The Securities and Exchange Commission has failed to investigate most reports of suspicious foreign trading of U.S. securities, despite a growing number of illegal trades originating from abroad, a House panel said today.
A report by the Government Operations Committee said the SEC had actively investigated only 61 of 229 reports from stock exchanges of suspicious foreign trades--mostly those appearing to involve insider trading--in 1986 and 1987.
The report was based on a yearlong investigation by the panel’s subcommittee on commerce, consumer and monetary affairs.
The 168 incidents not investigated by the SEC, the subcommittee said, involved 503 foreign individuals, banks or other entities in 25 countries and represented gross potential profits for the foreign investors of at least $38.1 million.
“When fraudulent trading from abroad is not comprehensively investigated and prosecuted, the integrity of U.S. equity markets is threatened, all investors are put at risk and a tougher standard of prosecution for domestic traders is created,” the House report said.
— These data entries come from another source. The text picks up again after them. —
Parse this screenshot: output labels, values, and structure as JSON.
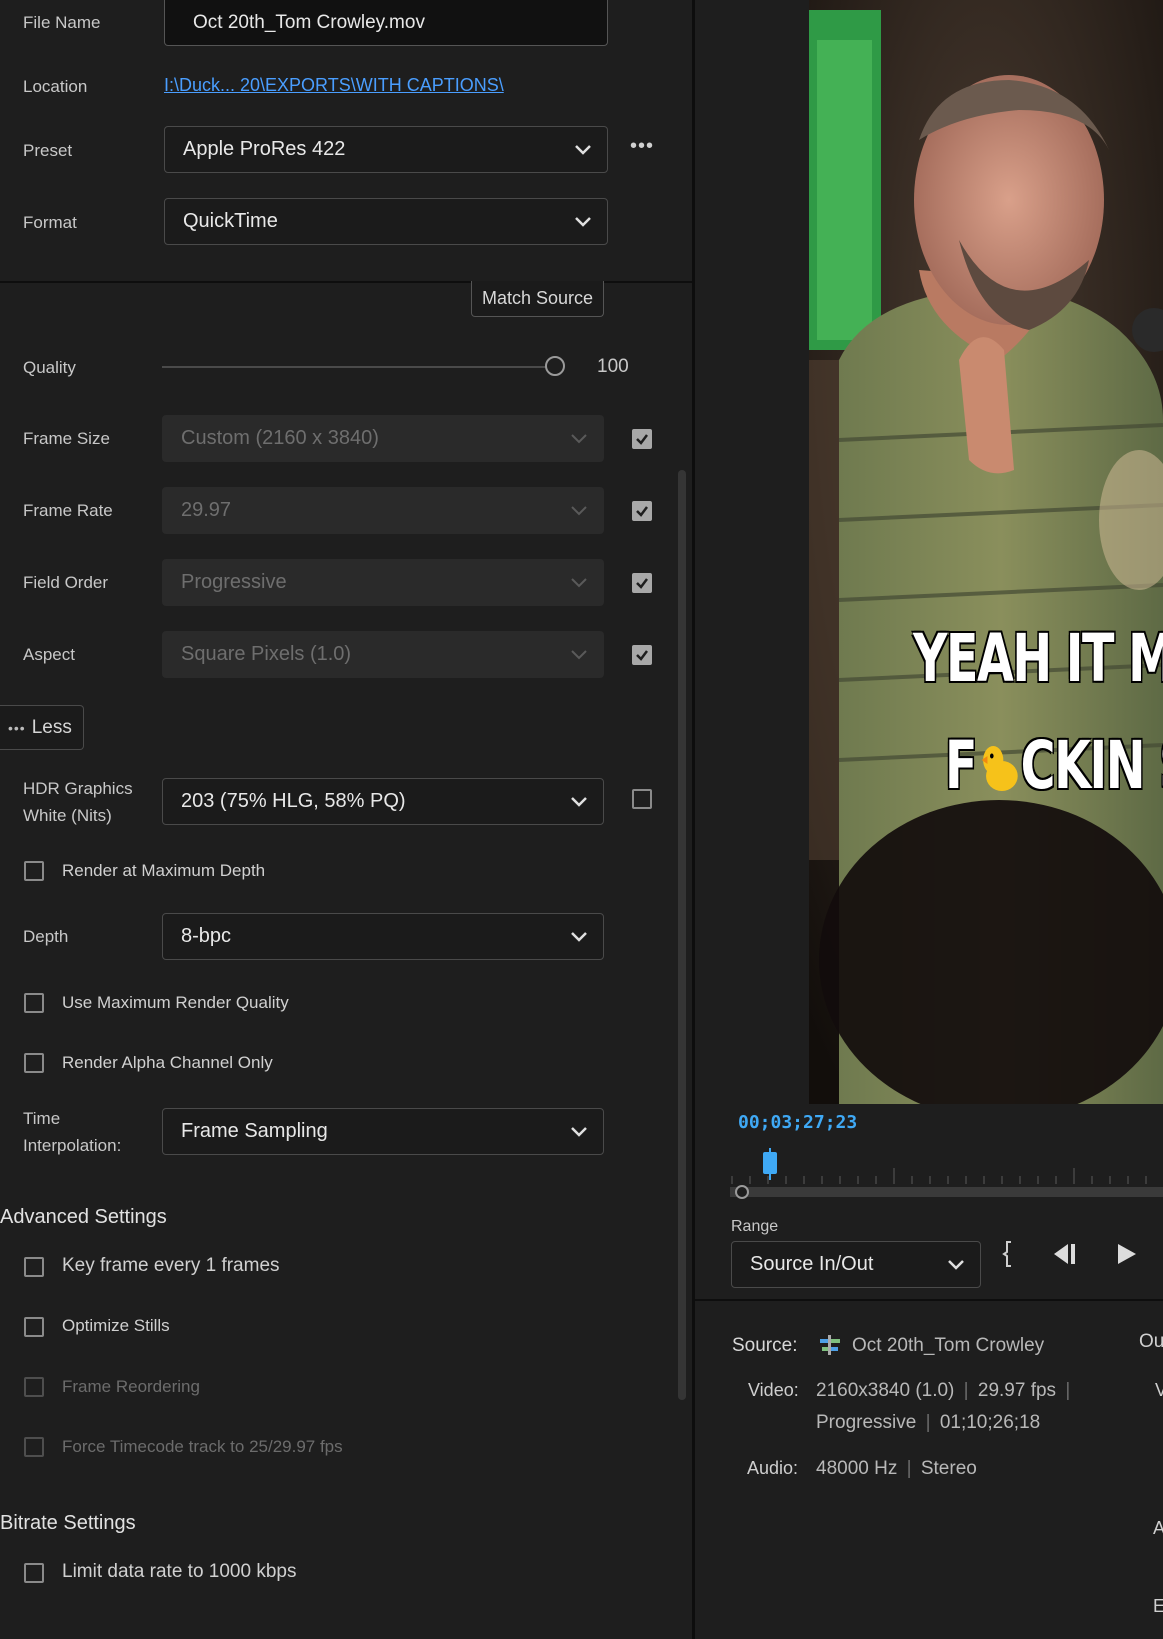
{
  "file_name": {
    "label": "File Name",
    "value": "Oct 20th_Tom Crowley.mov"
  },
  "location": {
    "label": "Location",
    "value": "I:\\Duck... 20\\EXPORTS\\WITH CAPTIONS\\"
  },
  "preset": {
    "label": "Preset",
    "value": "Apple ProRes 422",
    "more": "•••"
  },
  "format": {
    "label": "Format",
    "value": "QuickTime"
  },
  "match_source": "Match Source",
  "quality": {
    "label": "Quality",
    "value": "100",
    "fraction": 1.0
  },
  "frame_size": {
    "label": "Frame Size",
    "value": "Custom (2160 x 3840)",
    "checked": true
  },
  "frame_rate": {
    "label": "Frame Rate",
    "value": "29.97",
    "checked": true
  },
  "field_order": {
    "label": "Field Order",
    "value": "Progressive",
    "checked": true
  },
  "aspect": {
    "label": "Aspect",
    "value": "Square Pixels (1.0)",
    "checked": true
  },
  "less_button": "Less",
  "hdr": {
    "label_line1": "HDR Graphics",
    "label_line2": "White (Nits)",
    "value": "203 (75% HLG, 58% PQ)",
    "checked": false
  },
  "render_max_depth": "Render at Maximum Depth",
  "depth": {
    "label": "Depth",
    "value": "8-bpc"
  },
  "use_max_render_quality": "Use Maximum Render Quality",
  "render_alpha_only": "Render Alpha Channel Only",
  "time_interp": {
    "label_line1": "Time",
    "label_line2": "Interpolation:",
    "value": "Frame Sampling"
  },
  "advanced": {
    "title": "Advanced Settings",
    "key_frame": "Key frame every 1 frames",
    "optimize_stills": "Optimize Stills",
    "frame_reordering": "Frame Reordering",
    "force_timecode": "Force Timecode track to 25/29.97 fps"
  },
  "bitrate": {
    "title": "Bitrate Settings",
    "limit": "Limit data rate to 1000 kbps"
  },
  "preview": {
    "caption_line1": "YEAH IT MA",
    "caption_line2_a": "F",
    "caption_line2_b": "CKIN S",
    "timecode": "00;03;27;23"
  },
  "range": {
    "label": "Range",
    "value": "Source In/Out"
  },
  "source_info": {
    "source_label": "Source:",
    "source_name": "Oct 20th_Tom Crowley",
    "video_label": "Video:",
    "video_line1": "2160x3840 (1.0)",
    "video_fps": "29.97 fps",
    "video_scan": "Progressive",
    "video_duration": "01;10;26;18",
    "audio_label": "Audio:",
    "audio_rate": "48000 Hz",
    "audio_channels": "Stereo",
    "output_label_partial": "Ou",
    "partial_v": "V",
    "partial_a": "A",
    "partial_e": "E"
  },
  "colors": {
    "accent": "#3fa9f5",
    "link": "#4a9eff",
    "bg": "#1e1e1e"
  }
}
The director of the SEC’s enforcement division, Gary G. Lynch, said today that he had not seen the report’s final draft, but that in testimony before the panel last June the SEC had taken issue with the way the inquiry was being conducted.
“We at that time pointed out the problems we saw in the methodology that they employed,” he said.
Lynch said that the House subcommittee investigators had under reported the number of SEC staffers working on cases involving foreign purchases and sales of U.S. securities, and that the report was based on an incorrect assumption that all trading activity brought to the SEC’s attention automatically warranted a federal investigation.
Lynch said many trades--by domestic and foreign investors alike--are reported to the SEC as “suspicious” because they are executed near the time of a major price move on a securities exchange. Most of these trades, he said, are legitimate.
The report blamed the SEC’s failure to investigate more suspicious foreign trades on a shortage of enforcement staff, a lack of bilateral agreements with other countries to share information on securities trades, the existence of bank secrecy laws in many countries and delays by the stock exchanges in reporting suspicious trades to the SEC.